**TASK ITEM**
Below are records; count how many of their lines contain the string "JSON", and give only that number.

DATA EXTRACTS Start Marker

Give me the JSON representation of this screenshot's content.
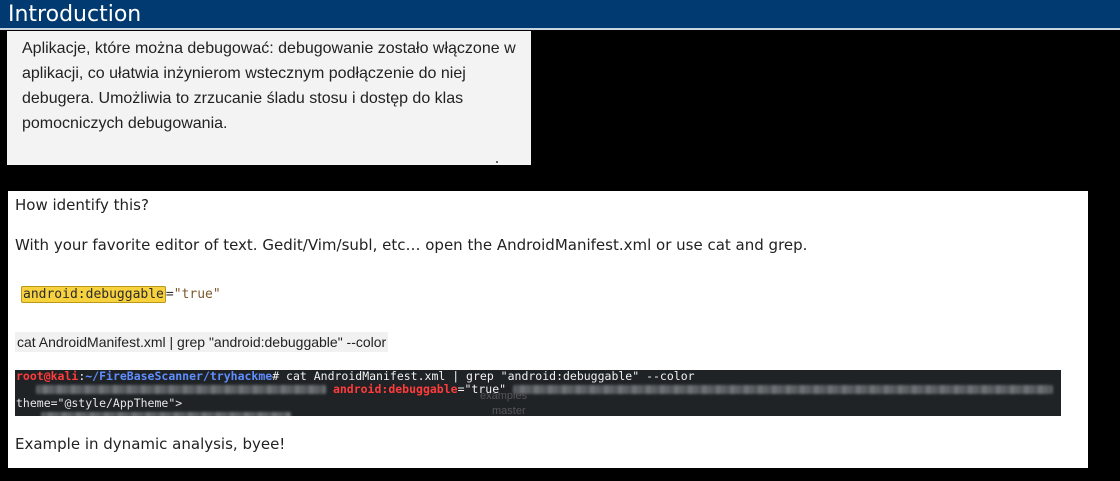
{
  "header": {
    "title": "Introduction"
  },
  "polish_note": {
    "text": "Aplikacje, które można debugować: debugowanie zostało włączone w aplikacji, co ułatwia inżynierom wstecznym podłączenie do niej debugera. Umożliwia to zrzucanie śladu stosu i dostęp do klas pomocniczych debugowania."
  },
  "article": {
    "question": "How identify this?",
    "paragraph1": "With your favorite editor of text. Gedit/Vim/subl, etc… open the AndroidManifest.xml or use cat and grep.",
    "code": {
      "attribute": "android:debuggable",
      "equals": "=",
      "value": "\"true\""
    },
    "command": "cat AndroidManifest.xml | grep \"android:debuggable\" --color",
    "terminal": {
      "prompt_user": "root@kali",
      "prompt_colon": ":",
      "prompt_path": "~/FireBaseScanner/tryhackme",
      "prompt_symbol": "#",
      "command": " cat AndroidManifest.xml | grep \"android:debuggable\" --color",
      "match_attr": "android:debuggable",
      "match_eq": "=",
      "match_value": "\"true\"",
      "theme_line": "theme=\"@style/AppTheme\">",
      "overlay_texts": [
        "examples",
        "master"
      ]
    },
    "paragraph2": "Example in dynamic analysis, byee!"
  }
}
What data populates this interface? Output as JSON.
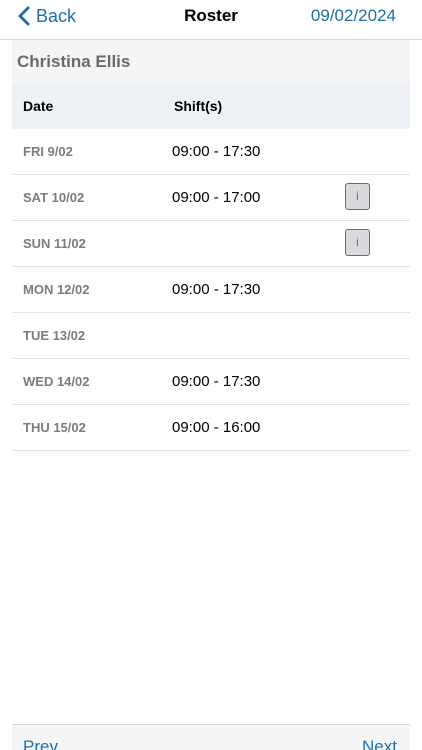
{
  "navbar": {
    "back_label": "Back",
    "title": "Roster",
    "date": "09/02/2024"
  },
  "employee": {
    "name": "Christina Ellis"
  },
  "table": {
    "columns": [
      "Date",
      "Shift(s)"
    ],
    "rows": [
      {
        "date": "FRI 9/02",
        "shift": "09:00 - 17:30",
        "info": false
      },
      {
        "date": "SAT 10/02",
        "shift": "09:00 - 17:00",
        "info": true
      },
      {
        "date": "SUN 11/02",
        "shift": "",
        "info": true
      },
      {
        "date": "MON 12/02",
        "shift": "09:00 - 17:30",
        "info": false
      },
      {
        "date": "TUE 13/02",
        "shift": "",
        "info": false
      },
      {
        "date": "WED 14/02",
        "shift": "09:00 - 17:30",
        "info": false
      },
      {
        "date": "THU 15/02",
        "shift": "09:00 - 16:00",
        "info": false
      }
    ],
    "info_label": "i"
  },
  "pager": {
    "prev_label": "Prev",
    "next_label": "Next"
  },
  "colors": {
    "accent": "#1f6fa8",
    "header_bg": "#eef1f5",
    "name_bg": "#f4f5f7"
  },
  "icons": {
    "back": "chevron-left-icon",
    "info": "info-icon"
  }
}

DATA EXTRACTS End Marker

**TASK ANSWER**
2